While professional boxing is back on our screens after a television blackout, dissatisfaction from former world champions has surfaced over the staging of box-and-dine tournaments.
But this salvo has been parried by Boxing SA (BSA) and some promoters, who believe this is the way to go to showcase the sport of fisticuffs.
The events are usually held at venues such as casinos and hotels, where groups of supporters can buy corporate tables to watch the action while being served food and soft drinks during the bout.
A table of 10 people normally costs about R5 000, which includes meals and drinks. This means each person pays R500.
But four erstwhile world champions, Dingaan “The Rose” Thobela, Jan “Kid Gavilan” Bergman, Lehlohonolo “Hands of Stone” Ledwaba and Takalani “Panther” Ndlovu, have shot it down.
However, this has been dismissed by some impresarios as “sour grapes”.
The former combatants claim that this way of showcasing boxing chases ordinary fans away as many “cannot afford expensive tickets to gain access into venues”.
Thobela, the erstwhile World Boxing Council super middleweight, said that while the shows were of great quality, they marginalised “poor fans”.
“My opinion is that box and dine mainly caters for corporates. Ordinary people cannot afford the price and this makes them miss out on attending some of the fights,” said Thobela, who promotes fights in Namibia.
He urged impresarios to lure more supporters back to the sport by taking shows back to the townships. In the past, fights used to draw large crowds when they were staged in “location venues”.
“This will hopefully help inject more vibrancy back into the sport as more people will fill the venues. As it is, many fans watch boxing at home as they cannot afford to attend fights,” said Thobela.
Bergman, a trainer who previously held the World Boxing Union welterweight crown, said the sport had lost its vibe as fights no longer took place in township halls like before.
“In most cases, you find a cheap ticket for ordinary seats at these shows costing about R500. Ordinary folks can’t afford that. Promoters must do the honourable thing and take boxing back to the townships. As matters stand, the sport is dying,” said Bergman.
Ledwaba, the man who famously lost his International Boxing Federation (IBF) super featherweight title to Filipino Manny “Pacman” Pacquiao in Las Vegas in 2001, said the concept was a blow to the sport.
“Tournaments are being overpriced and this makes it difficult for fans to attend fights. Something serious must be done to save boxing,” said Ledwaba, who is also a mentor.
Ndlovu, who previously held the IBF super bantamweight diadem, said most fans preferred to stay at home because they “cannot afford costly tickets”.
“In some of the bouts, the cheapest ticket at open stands costs R50 upwards.
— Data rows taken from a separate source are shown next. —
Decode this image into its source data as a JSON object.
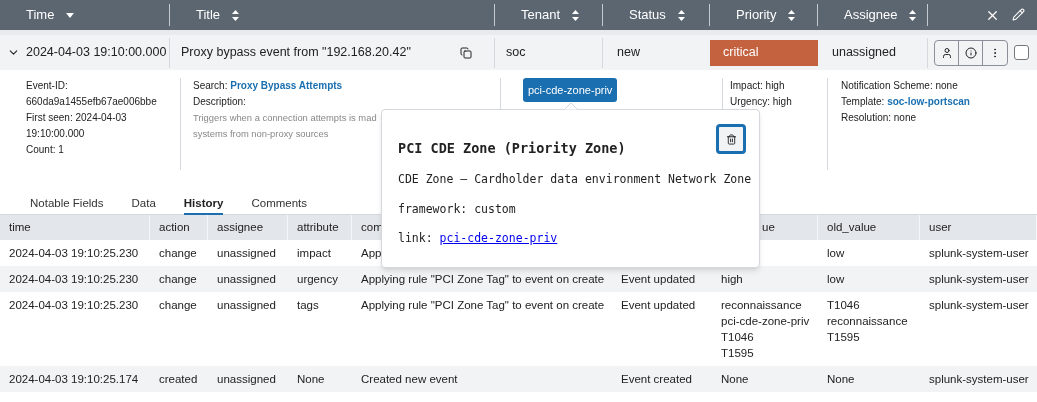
{
  "header": {
    "columns": [
      {
        "label": "Time",
        "sorted": true
      },
      {
        "label": "Title",
        "sorted": false
      },
      {
        "label": "Tenant",
        "sorted": false
      },
      {
        "label": "Status",
        "sorted": false
      },
      {
        "label": "Priority",
        "sorted": false
      },
      {
        "label": "Assignee",
        "sorted": false
      }
    ]
  },
  "event": {
    "expanded": true,
    "time": "2024-04-03 19:10:00.000",
    "title": "Proxy bypass event from \"192.168.20.42\"",
    "tenant": "soc",
    "status": "new",
    "priority": {
      "label": "critical",
      "color": "#c4613f"
    },
    "assignee": "unassigned",
    "checked": false,
    "details": {
      "event_id": "Event-ID: 660da9a1455efb67ae006bbe",
      "first_seen": "First seen: 2024-04-03 19:10:00.000",
      "count": "Count: 1",
      "search_label": "Search: ",
      "search_link": "Proxy Bypass Attempts",
      "description_label": "Description:",
      "description": "Triggers when a connection attempts is mad",
      "description_2": "systems from non-proxy sources",
      "tag": "pci-cde-zone-priv",
      "impact": "Impact: high",
      "urgency": "Urgency: high",
      "notification": "Notification Scheme: none",
      "template_label": "Template: ",
      "template_link": "soc-low-portscan",
      "resolution": "Resolution: none"
    }
  },
  "tabs": [
    {
      "label": "Notable Fields",
      "selected": false
    },
    {
      "label": "Data",
      "selected": false
    },
    {
      "label": "History",
      "selected": true
    },
    {
      "label": "Comments",
      "selected": false
    }
  ],
  "history": {
    "columns": [
      "time",
      "action",
      "assignee",
      "attribute",
      "com",
      null,
      "ue",
      "old_value",
      "user"
    ],
    "rows": [
      {
        "time": "2024-04-03 19:10:25.230",
        "action": "change",
        "assignee": "unassigned",
        "attribute": "impact",
        "comment": "App",
        "old_value": "low",
        "user": "splunk-system-user"
      },
      {
        "time": "2024-04-03 19:10:25.230",
        "action": "change",
        "assignee": "unassigned",
        "attribute": "urgency",
        "comment": "Applying rule \"PCI Zone Tag\" to event on create",
        "status": "Event updated",
        "new_value": [
          "high"
        ],
        "old_value": "low",
        "user": "splunk-system-user"
      },
      {
        "time": "2024-04-03 19:10:25.230",
        "action": "change",
        "assignee": "unassigned",
        "attribute": "tags",
        "comment": "Applying rule \"PCI Zone Tag\" to event on create",
        "status": "Event updated",
        "new_value": [
          "reconnaissance",
          "pci-cde-zone-priv",
          "T1046",
          "T1595"
        ],
        "old_value": "T1046\nreconnaissance\nT1595",
        "user": "splunk-system-user"
      },
      {
        "time": "2024-04-03 19:10:25.174",
        "action": "created",
        "assignee": "unassigned",
        "attribute": "None",
        "comment": "Created new event",
        "status": "Event created",
        "new_value": [
          "None"
        ],
        "old_value": "None",
        "user": "splunk-system-user"
      }
    ]
  },
  "popover": {
    "title": "PCI CDE Zone (Priority Zone)",
    "description": "CDE Zone – Cardholder data environment Network Zone",
    "framework": "framework: custom",
    "link_label": "link: ",
    "link": "pci-cde-zone-priv"
  }
}
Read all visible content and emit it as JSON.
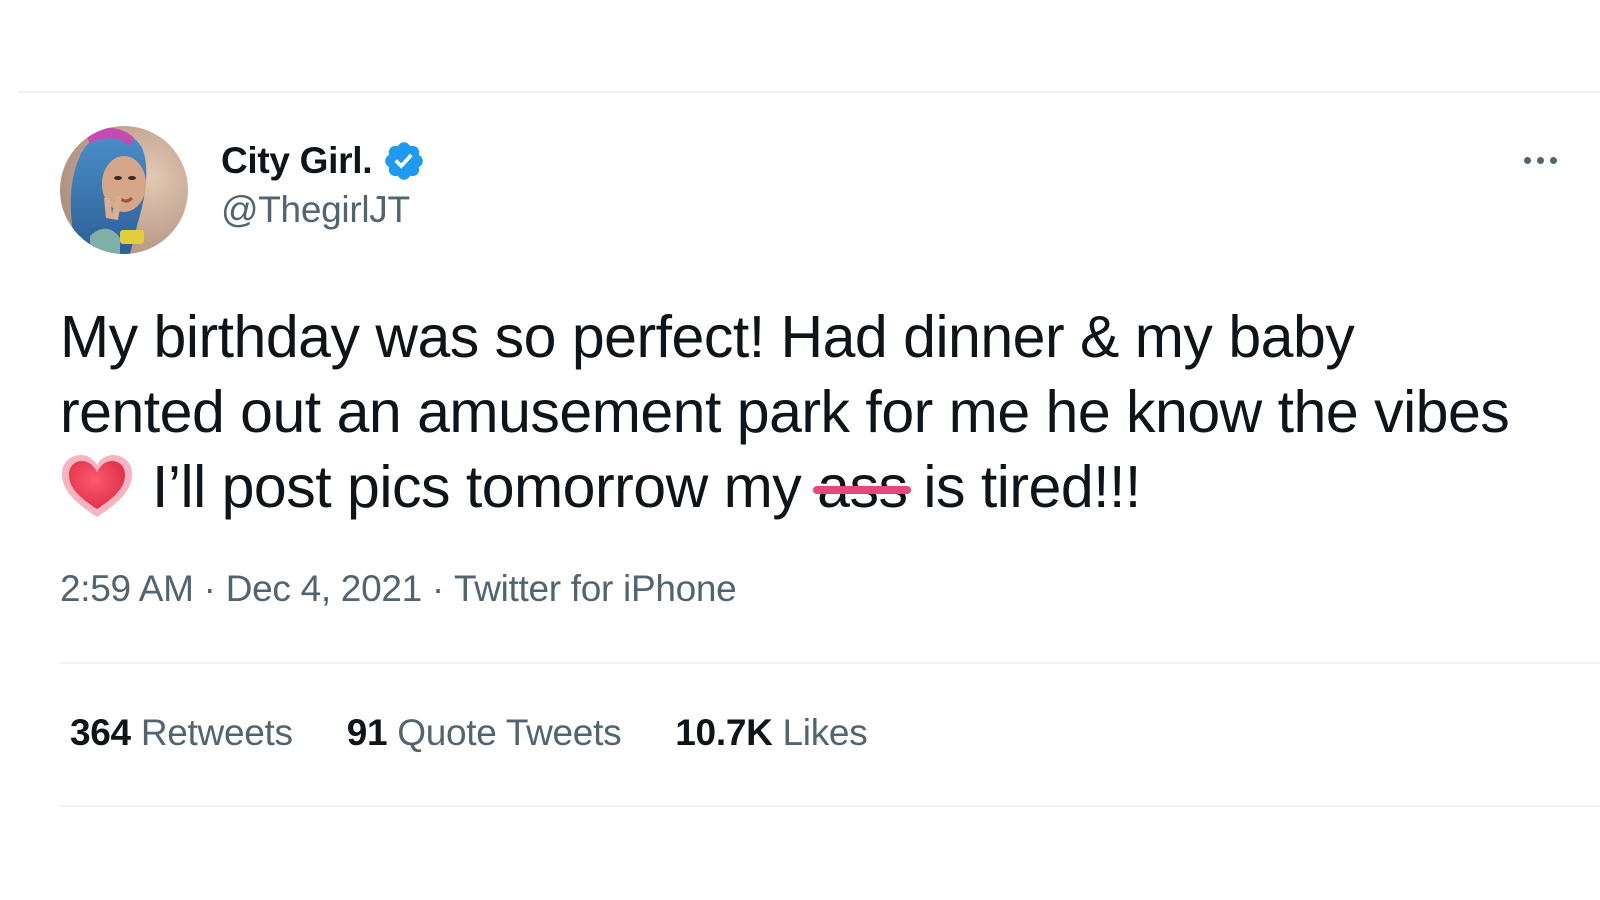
{
  "user": {
    "display_name": "City Girl.",
    "handle": "@ThegirlJT",
    "verified": true
  },
  "tweet": {
    "text_before_emoji": "My birthday was so perfect! Had dinner & my baby rented out an amusement park for me he know the vibes",
    "emoji": "heart-emoji",
    "text_after_emoji": "I’ll post pics tomorrow my ",
    "struck_word": "ass",
    "text_end": " is tired!!!"
  },
  "meta": {
    "time": "2:59 AM",
    "separator": "·",
    "date": "Dec 4, 2021",
    "source": "Twitter for iPhone"
  },
  "stats": {
    "retweets_count": "364",
    "retweets_label": "Retweets",
    "quotes_count": "91",
    "quotes_label": "Quote Tweets",
    "likes_count": "10.7K",
    "likes_label": "Likes"
  },
  "colors": {
    "text_primary": "#0f1419",
    "text_secondary": "#536471",
    "verified_blue": "#1d9bf0",
    "divider": "#eff3f4",
    "strike_pink": "#e8467c",
    "heart_red": "#e8374f"
  }
}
This contributes to many fans not enjoying the luxury of going to fights, unlike in the past, when the entrance fee used to be R20 upwards,” said Ndlovu
But erstwhile IBF super featherweight titlist Welcome “The Hawk” Ncita offered a different view.
“From a purely business sense, this way of staging fights is fine because it generates more revenue for promoters to keep boxing alive. That’s why more shows of this nature are widely supported by people who can afford to go.”
BSA chairperson Muditambi Ravele said the organisation could not tell promoters how to host events.
“We need box-and-dine shows because they attract another side of a market that we as an organisation would want to attract into boxing.
“All the events that BSA has hosted as part of the Boxing is Back broadcasts, and the programme TKO on SABC, have catered for the box-and-dine format, as well as an area allocated for cheaper tickets,” said Ravele.
She said affordable tickets for open stands at some shows were “from R20 to R40”.
Ravele said that, since last year, BSA had sanctioned 11 tournaments featuring the box-and-dine format and ordinary seatings in all provinces. They are: Gauteng (two); Eastern Cape (two); Free State (one); North West (one); KwaZulu-Natal (one); Mpumalanga (one); Western Cape (one); Limpopo (one); and Northern Cape (one).
Xaba Promotions boss Ayanda Matiti said there was nothing wrong with staging box-and-dine showdowns.
“As a general principle, box and dine should not be a prerequisite to boxing. It must not chase people away. As a promoter, I think you can provide a section during the event for those fans who want to dine and those who don’t.”
Anton Gilmore of Gilmore Masters Promotions said: “There are no more sponsors in boxing like before, therefore the money a promoter makes from selling tables at these events can go towards paying for things like purses for boxers, an ambulance and ring announcer.”
Another promoter, who spoke on condition of anonymity, said: “The guys do not want to spend and now want to discourage fans from attending our shows. Box and dines are an international phenomenon and we move with the times by staging these events.”